A short-range weather prediction system for South Africa based on a multi-model approach

S Landman
FA Engelbrecht
CJ Engelbrecht

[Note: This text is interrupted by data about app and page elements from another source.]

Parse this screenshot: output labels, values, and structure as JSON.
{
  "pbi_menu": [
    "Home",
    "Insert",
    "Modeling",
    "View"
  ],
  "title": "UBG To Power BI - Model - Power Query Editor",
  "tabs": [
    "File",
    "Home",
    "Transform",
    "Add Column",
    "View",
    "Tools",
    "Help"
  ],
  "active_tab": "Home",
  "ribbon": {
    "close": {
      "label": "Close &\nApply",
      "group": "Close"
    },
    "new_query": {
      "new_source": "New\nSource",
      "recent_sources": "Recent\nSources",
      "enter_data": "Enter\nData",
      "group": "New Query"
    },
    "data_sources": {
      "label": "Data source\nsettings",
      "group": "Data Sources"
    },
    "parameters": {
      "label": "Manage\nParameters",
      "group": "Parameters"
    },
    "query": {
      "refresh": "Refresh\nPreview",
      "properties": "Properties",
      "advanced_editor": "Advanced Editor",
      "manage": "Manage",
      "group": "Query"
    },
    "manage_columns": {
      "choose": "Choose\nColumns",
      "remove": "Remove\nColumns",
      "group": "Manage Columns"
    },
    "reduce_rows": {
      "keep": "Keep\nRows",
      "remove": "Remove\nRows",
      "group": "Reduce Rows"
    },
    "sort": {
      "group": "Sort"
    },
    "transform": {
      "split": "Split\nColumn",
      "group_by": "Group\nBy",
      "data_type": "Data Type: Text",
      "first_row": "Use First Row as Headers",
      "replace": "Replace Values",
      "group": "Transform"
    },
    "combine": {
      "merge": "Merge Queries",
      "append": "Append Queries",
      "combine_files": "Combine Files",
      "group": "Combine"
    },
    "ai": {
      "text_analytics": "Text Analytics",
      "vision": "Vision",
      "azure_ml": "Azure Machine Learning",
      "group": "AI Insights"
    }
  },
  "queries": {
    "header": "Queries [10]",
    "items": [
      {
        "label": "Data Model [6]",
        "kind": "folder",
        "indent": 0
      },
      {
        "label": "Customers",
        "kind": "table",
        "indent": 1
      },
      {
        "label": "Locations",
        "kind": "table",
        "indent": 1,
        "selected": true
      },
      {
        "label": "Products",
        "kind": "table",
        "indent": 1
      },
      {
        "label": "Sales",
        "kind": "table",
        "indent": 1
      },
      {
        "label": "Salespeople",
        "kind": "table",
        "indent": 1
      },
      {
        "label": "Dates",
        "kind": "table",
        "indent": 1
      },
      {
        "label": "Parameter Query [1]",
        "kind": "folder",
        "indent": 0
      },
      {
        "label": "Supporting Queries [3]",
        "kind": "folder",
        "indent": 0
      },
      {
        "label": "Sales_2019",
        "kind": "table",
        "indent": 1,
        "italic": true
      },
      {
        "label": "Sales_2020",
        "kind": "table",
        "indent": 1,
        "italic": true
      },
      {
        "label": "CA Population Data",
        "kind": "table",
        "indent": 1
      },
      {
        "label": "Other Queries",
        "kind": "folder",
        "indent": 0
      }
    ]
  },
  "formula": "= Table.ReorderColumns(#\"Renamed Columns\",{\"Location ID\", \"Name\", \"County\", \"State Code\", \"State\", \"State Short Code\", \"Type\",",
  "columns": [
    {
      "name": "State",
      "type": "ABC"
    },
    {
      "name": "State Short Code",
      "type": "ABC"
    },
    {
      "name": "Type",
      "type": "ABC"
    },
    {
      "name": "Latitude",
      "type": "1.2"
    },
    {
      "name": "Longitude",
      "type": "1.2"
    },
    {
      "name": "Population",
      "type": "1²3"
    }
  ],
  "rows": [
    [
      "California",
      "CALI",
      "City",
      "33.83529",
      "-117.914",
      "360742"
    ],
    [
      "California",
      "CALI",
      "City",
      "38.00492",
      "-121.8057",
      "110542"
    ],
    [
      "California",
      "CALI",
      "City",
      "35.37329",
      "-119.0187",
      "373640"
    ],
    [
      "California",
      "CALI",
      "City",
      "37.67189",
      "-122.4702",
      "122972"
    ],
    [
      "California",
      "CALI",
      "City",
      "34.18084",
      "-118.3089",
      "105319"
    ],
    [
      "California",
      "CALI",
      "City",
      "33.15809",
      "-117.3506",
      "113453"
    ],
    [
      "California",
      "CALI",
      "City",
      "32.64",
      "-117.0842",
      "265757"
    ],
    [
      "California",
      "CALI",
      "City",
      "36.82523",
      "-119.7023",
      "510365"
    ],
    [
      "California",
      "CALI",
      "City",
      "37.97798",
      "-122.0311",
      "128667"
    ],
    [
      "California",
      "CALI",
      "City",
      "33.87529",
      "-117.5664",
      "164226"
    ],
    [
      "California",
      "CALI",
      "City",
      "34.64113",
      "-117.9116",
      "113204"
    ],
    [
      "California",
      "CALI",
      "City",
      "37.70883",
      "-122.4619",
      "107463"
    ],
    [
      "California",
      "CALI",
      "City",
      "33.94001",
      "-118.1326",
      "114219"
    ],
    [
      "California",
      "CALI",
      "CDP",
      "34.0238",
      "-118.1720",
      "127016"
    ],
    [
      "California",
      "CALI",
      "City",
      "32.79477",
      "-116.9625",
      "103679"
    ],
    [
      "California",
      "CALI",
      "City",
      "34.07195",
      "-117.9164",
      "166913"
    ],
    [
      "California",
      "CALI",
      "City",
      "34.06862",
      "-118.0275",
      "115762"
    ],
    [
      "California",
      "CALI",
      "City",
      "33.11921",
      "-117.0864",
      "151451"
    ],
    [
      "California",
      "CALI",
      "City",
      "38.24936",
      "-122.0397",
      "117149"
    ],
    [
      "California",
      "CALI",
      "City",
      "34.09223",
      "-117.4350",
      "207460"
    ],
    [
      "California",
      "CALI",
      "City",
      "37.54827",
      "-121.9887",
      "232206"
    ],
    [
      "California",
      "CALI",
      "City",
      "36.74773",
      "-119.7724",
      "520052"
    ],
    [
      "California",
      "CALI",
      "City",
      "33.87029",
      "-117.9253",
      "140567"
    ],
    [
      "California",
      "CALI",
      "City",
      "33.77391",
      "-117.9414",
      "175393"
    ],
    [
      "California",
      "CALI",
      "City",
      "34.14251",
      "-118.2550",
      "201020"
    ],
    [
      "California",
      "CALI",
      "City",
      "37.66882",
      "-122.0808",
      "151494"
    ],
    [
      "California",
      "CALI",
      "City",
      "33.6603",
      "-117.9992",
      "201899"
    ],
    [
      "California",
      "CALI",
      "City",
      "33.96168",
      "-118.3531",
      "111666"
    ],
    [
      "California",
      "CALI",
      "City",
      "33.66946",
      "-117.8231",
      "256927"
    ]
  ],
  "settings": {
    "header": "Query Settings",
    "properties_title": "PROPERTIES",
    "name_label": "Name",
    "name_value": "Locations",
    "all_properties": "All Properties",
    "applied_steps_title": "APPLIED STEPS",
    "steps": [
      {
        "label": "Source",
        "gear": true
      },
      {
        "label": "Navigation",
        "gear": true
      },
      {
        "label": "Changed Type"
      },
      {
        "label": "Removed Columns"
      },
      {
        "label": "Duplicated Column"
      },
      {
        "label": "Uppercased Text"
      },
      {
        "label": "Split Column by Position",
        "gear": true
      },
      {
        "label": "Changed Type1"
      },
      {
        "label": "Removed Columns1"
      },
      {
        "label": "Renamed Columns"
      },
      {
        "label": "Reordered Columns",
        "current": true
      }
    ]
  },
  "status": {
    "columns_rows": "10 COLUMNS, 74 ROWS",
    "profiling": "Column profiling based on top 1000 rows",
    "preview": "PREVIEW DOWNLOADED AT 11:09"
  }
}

The accurate prediction of rainfall events, in terms of their timing, location and rainfall depth, is important to a wide range of social and economic applications. At many operational weather prediction centres, as is also the case at the South African Weather Service, forecasters use deterministic model outputs as guidance to produce subjective probabilistic rainfall forecasts. The aim of this research was to determine the skill of a new objective multi-model, multi-institute probabilistic ensemble forecast system for South Africa. Such forecasts are obtained by combining the rainfall forecasts of 2 operational high-resolution regional atmospheric models in South Africa. The first model is the Unified Model (UM), which is operational at the South African Weather Service. The UM contributes 3 ensemble members, each with a different physics scheme, data assimilation techniques and horizontal resolution. The second model is the Conformal-Cubic Atmospheric Model (CCAM) which is operational at the Council for Scientific and Industrial Research, which in turn contributed 2 members to the ensemble system based on different horizontal resolutions. A single-model ensemble forecast, with each of the ensemble members having equal weights, was constructed for the UM and CCAM models, respectively. These UM and CCAM single-model ensemble predictions are then combined into a multi-model ensemble prediction, using simple un-weighted averaging. The probabilistic forecasts produced by the single-model system as well as the multi-model system have been tested against observed rainfall data over 3 austral summer 6-month periods from 2006/07 to 2008/09, using the Brier skill score, relative operating characteristics, and the reliability diagram. The forecast system was found to be more skilful than the persistence forecast. Moreover, the system outscores the forecast skill of the individual models.